HRB 15 - Salary-based Discrimination Rules Applicable to Fully Insured Group Health Plans
Released August 24, 2010I Download as a PDF August 24, 2010
-- Among the myriad provisions of the Patient Protection and Affordable Care Act, lies a sleeping python. It is in the form of salary-based discrimination rules that are extended to fully insured group health plans.
Historically, fully insured group health plans have not been subject to salary-based discrimination rules. They have, of course, been subject to Title VII-type discrimination rules, such as age, gender, disability, pregnancy, etc.; but, beyond that, employers have had broad discretion to define benefit eligibility and availability in the manner that they choose.
Beginning at the first plan year on or after September 23, 2010, non-grandfathered plans, or plans that have lost grandfathered status, will be subject to rules that prohibit employers from providing better benefits to, roughly, the top 25% of employees, based on pay. In summary, there is a penalty imposed if highly paid individuals, as defined below, receive a better contribution, or a better benefit, than the rank and file employees. A couple common ways that a plan could discriminate are:
- If the employer contributes a higher percentage of premium for owners, officers, shareholders, or the top 25% of its highly paid employees (not including Excludable Employees, as described below);
- If the employer offers several benefit options, and a disproportionate number of highly-paid individuals select plans providing a richer benefit; or
- Offering a particular treatment only to highly paid employees.
Overview of the IRC §105(h) Rules
According to the IRC §105(h) rules, a fully insured plan must pass an Eligibility Test, and a Benefits Test.
The fully insured plan must pass one of the following tests:
- The plan must benefit 70% or more of all employees.
- Seventy percent or more of all employees must be eligible to participate in the plan and of those eligible to participate, at least 80% must benefit under the plan.
- The plan may benefit a classification of employees established by the employer, so long as the classification is not discriminatory in favor of highly paid individuals. The IRS must be satisfied that this classification is nondiscriminatory. This determination is made on a facts-and-circumstances basis.
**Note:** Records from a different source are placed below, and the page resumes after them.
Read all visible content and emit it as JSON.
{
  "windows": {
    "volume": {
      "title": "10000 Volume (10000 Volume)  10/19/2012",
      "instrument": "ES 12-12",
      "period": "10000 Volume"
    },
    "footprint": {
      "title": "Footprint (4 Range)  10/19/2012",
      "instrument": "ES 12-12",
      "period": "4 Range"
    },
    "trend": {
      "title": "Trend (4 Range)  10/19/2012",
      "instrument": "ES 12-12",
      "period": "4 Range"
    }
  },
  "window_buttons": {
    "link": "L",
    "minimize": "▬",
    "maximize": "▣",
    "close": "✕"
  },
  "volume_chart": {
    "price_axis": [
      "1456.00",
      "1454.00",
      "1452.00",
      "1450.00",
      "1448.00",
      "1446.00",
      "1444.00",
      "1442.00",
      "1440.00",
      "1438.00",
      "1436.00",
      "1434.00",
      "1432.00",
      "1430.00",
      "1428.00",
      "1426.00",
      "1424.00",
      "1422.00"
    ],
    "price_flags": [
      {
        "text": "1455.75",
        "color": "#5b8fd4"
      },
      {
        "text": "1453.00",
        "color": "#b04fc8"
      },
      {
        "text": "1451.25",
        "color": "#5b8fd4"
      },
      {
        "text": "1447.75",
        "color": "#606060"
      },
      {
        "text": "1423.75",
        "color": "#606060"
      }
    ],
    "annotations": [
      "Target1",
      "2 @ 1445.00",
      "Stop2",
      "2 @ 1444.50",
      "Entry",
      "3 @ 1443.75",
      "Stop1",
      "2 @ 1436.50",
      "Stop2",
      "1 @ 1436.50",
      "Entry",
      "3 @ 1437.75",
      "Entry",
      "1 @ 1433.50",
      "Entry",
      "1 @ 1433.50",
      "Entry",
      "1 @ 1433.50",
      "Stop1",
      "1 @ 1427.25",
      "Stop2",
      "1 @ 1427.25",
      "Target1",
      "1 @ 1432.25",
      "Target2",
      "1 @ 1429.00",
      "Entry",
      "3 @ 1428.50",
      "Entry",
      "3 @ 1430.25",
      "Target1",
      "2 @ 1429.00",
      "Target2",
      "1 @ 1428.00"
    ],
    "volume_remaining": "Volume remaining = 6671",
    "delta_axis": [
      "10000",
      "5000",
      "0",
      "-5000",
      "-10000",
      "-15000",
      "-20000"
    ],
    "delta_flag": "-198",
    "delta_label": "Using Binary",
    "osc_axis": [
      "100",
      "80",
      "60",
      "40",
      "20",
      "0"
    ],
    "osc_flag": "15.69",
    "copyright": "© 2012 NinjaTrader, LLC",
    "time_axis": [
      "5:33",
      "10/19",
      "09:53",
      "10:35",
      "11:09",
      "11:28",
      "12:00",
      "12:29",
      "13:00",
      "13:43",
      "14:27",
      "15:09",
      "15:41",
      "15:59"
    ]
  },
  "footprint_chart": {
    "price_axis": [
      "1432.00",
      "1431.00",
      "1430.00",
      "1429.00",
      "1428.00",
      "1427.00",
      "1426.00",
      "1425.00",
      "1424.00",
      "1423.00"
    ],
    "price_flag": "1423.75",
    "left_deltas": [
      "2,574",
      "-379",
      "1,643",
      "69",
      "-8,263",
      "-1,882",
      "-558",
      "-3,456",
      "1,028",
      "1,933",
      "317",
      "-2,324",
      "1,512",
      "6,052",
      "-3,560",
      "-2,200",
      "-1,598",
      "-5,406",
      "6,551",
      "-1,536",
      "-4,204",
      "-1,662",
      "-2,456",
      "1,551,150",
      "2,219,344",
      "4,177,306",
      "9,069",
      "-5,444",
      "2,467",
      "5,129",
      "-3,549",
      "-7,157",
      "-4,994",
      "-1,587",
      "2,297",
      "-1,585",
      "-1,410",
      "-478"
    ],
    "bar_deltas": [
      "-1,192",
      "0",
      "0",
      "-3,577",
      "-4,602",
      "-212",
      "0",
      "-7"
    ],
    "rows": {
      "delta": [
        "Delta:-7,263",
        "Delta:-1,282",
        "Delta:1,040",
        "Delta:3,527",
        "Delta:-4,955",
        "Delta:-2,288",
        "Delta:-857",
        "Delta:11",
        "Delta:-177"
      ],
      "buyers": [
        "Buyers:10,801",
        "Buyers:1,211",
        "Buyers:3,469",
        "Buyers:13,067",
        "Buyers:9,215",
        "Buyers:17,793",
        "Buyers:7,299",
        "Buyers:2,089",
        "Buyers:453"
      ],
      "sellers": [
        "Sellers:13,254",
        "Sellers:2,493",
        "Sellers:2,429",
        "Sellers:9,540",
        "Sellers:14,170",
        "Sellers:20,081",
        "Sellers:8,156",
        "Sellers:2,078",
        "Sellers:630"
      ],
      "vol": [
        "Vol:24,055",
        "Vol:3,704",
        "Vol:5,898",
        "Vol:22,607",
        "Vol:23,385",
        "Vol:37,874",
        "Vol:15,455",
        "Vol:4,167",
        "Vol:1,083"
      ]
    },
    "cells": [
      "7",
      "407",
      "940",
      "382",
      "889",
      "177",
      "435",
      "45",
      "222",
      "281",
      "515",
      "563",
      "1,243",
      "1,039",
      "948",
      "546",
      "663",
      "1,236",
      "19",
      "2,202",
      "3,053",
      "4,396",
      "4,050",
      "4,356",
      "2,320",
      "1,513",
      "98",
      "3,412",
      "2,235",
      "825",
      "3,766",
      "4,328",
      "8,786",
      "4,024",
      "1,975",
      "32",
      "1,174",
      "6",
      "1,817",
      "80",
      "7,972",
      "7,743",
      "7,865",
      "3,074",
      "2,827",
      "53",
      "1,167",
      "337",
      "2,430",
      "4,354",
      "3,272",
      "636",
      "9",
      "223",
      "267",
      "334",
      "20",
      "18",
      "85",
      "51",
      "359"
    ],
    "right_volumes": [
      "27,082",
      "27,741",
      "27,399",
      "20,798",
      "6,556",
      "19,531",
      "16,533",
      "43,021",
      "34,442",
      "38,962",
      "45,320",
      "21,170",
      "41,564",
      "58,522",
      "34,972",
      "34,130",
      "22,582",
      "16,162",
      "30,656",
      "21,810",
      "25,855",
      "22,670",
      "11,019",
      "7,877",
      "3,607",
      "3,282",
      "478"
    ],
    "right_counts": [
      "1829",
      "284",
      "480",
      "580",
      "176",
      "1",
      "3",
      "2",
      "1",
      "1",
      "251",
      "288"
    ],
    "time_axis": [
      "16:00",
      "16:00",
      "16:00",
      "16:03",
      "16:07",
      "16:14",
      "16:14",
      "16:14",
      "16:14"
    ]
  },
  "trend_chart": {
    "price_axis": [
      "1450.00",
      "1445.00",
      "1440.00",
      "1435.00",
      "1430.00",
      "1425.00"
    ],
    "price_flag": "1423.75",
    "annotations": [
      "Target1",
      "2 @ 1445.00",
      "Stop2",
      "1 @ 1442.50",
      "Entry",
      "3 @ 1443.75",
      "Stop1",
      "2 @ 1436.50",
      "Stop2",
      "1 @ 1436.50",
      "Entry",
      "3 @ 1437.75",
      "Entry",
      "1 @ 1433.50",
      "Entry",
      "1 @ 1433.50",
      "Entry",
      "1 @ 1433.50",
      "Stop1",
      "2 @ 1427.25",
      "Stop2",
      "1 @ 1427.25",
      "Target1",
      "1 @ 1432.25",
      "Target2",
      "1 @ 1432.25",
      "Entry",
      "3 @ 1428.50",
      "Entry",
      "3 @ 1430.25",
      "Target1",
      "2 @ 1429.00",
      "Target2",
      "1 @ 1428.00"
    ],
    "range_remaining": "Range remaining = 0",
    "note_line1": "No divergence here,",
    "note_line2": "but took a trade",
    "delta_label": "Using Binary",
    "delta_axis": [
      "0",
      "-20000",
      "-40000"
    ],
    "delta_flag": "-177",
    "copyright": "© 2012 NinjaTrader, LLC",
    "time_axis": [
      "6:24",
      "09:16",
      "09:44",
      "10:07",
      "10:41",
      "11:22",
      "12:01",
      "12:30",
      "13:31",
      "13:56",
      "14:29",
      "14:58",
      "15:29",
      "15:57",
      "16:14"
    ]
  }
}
Certain employees may be excluded from Tests 1 and 2, above. These include:
- Part-time or seasonal employees, i.e., those working fewer than 35 hours, or nine months in a year, if regular employees work substantially more than that.
- Employees covered by a collective bargaining agreement where health benefits have been the subject of good faith bargaining.
- Employees who have been employed for less than three years.
- Employees who are under age 25.
- Nonresident aliens with no U.S. source of income.
For purposes of the discrimination rules:
- The control group rules apply.
- A highly paid individual is one of the following:
- An individual among the five highest-paid officers.
- A shareholder owning more than 10% in value of the employer’s stock.
- An individual among the highest-paid 25% of all employees other than Excludable Employees, as described above.
In order to pass these nondiscrimination tests, both the highly paid individuals and non-highly paid individuals must be provided with the same benefits. A plan may be found to be discriminatory, as to benefits, if:
- The highly paid individuals receive benefits not available to non-highly paid individuals;
- The benefits are in proportion to compensation; or,
- The benefits otherwise discriminate in favor of the highly paid individuals.
The preamble to the grandfathered health plan regulations provides that the insurance provisions of the PPACA will not apply to HIPAA-exempt programs, such as limited scope dental and vision plans. In addition, these rules do not apply to stand alone retiree-only plans, i.e., those plans covering no active employees.
Consequences of a Discriminatory Plan
The consequence of a discriminatory insured plan comes in the form of an excise tax equaling $100 a day per affected employee, with a maximum penalty of $500,000. Because of the onerous nature of this penalty, employers will want to be very careful about losing grandfathered status.
About the Author: Karen R. McLeese is Vice President of Employee Benefit Regulatory Affairs for CBIZ Benefits & Insurance Services, Inc., a division of CBIZ, Inc. She serves as in-house counsel, with particular emphasis on monitoring and interpreting state and federal employee benefits law. Ms. McLeese is based in the CBIZ Leawood, Kansas office.
The information contained herein is not intended to be legal, accounting, or other professional advice, nor are these comments directed to specific situations. The information contained herein is provided as general guidance and may be affected by changes in law or regulation. This information is not intended to replace or substitute for accounting or other professional advice. You must consult your own attorney or tax advisor for assistance in specific situations. This information is provided as-is, with no warranties of any kind. CBIZ shall not be liable for any damages whatsoever in connection with its use and assumes no obligation to inform the reader of any changes in laws or other factors that could affect the information contained herein. As required by U.S. Treasury rules, we inform you that, unless expressly stated otherwise, any U.S. federal tax advice contained herein is not intended or written to be used, and cannot be used, by any person for the purpose of avoiding any penalties that may be imposed by the Internal Revenue Service.